New York 3/16/2012 9:20:30 PM
News / Politics

Kony 2012: Good Intentions, Wrong Approach

We’re sure you’ve all heard about the Kony 2012 campaign. In the short amount of time since its release on March 5th, the video has gone viral—amassing over 73 million views and garnering support from a diverse audience that covers a vast spectrum of persons. This certainly speaks to the power that social media has in influencing public political opinion and how it has changed the face of our modern social movements. However, there is one major flaw: The victims themselves feel shunned by this campaign.


In Africa, particularly within Uganda, Kony 2012 is a topic of particular contention. The general public opinion on this subject is that its information and methodology are deeply flawed. Further, many believe that the proposed resolution, military intervention, is tantamount to neo-colonialism.


This may come as a surprise to many, as the video paints the deposition of Kony as an urgent issue, but it seems the only people supporting this venture are the campaign managers and the large, impressionable American population that seems to have been captivated by this issue. Great, but it is important to note that your support has been rallied  six years too late; Kony left Uganda in 2006. Indeed, upon further research, we have uncovered vast information that directly contradicts the Kony 2012 campaign’s claims regarding the situation in Uganda.


What has become quite obvious following the initial outcry is that clever marketing–better read manipulation–has been used to whip the American public into a fervor. Invisible Children, the foundation behind the Kony 2012 campaign, has been subject to harsh criticism from various outlets attacking the validity and current relevance of their cause. Critics claim that the campaign has oversimplified and greatly exaggerated the situation for economic benefit, and much evidence seems to back their claims.


The Invisible Children foundation’s claim that the LRA has over 30,000 child soldiers is completely false and a gross misrepresentation of the facts. This improperly cited number is actually the number of children abducted by the LRA over a period of THIRTY years. While this is nonetheless an unfortunate fact to bear witness to, it is clear that the truth has been manipulated and distorted for greater effect and public sympathy.


Supporting this notion, on Saturday, March 10th, a victim of the Lord’s Resistance Army named Evelyn Apoko was featured on CNN lambasting the Invisible Children campaign for its focus on Kony instead of the actual victims.
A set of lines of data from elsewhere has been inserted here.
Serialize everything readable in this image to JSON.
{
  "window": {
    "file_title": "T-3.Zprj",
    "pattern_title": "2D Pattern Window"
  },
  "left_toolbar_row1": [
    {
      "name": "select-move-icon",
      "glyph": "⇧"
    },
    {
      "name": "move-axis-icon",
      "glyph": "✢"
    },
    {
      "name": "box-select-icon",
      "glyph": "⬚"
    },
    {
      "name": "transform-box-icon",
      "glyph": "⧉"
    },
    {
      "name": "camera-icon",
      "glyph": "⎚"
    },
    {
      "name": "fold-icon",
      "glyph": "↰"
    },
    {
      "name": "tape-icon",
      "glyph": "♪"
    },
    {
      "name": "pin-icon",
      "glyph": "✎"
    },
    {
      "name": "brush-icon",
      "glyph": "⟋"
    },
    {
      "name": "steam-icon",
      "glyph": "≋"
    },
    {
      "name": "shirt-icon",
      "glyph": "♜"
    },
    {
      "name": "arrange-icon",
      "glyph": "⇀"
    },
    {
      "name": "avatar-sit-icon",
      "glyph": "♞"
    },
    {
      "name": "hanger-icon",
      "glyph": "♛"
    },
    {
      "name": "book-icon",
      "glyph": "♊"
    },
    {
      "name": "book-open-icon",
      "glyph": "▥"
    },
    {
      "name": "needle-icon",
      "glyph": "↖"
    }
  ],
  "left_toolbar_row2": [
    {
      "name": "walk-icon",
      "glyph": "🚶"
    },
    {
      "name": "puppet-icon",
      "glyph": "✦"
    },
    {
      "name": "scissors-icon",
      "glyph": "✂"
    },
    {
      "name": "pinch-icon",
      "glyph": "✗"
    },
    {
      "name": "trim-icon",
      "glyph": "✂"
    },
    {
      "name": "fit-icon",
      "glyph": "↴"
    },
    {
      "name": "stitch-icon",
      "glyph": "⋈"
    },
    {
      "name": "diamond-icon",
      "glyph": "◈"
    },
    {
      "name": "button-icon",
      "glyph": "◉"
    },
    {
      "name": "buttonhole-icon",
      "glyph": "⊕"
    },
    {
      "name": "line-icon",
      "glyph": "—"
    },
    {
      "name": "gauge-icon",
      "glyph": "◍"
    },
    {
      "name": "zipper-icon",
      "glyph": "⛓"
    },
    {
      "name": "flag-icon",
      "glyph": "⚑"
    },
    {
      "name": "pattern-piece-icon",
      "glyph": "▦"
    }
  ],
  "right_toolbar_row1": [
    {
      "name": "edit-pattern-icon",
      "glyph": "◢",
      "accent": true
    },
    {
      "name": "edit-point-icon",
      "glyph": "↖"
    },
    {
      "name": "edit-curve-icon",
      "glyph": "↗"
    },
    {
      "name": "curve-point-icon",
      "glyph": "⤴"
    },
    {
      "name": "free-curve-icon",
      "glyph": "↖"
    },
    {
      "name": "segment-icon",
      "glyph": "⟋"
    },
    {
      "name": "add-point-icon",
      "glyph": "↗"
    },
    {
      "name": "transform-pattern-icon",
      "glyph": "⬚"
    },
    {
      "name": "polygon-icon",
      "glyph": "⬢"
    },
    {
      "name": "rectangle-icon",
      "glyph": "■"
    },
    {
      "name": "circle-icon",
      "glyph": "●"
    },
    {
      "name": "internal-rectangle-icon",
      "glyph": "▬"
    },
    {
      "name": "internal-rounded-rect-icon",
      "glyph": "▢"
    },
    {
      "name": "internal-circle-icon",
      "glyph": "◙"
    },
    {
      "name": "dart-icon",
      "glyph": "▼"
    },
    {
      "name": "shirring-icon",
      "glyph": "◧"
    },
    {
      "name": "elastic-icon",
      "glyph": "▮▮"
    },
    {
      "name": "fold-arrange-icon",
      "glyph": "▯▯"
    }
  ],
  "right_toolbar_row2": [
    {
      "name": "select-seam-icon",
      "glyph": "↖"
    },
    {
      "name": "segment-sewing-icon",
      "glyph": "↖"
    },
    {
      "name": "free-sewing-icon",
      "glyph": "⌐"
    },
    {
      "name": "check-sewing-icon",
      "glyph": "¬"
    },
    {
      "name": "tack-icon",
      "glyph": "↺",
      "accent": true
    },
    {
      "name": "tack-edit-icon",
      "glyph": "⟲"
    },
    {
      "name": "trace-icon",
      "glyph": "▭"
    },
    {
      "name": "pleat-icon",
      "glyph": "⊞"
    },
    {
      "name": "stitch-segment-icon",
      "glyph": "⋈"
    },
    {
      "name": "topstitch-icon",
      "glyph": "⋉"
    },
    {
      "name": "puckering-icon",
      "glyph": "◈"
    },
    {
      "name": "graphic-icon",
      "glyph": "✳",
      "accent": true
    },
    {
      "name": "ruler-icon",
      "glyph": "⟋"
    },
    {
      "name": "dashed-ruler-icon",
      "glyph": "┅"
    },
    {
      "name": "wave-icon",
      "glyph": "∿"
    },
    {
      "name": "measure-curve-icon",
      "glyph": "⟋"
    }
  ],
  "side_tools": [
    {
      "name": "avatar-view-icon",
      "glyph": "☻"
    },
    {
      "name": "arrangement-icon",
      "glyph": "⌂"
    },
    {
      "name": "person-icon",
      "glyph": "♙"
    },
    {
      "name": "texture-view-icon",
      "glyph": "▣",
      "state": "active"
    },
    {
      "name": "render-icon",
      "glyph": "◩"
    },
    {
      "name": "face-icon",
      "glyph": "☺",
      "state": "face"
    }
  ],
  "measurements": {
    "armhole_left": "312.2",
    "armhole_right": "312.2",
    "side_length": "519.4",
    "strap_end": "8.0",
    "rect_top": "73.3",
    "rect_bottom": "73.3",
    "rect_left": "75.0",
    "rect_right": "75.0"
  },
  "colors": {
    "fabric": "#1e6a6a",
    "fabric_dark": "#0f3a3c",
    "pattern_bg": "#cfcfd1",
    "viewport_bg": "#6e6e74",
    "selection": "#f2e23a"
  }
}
She states, “It is very painful to hear right now that Joseph Kony is… a celebrity [in the United States] … the kids are the ones that are...(Continue Reading)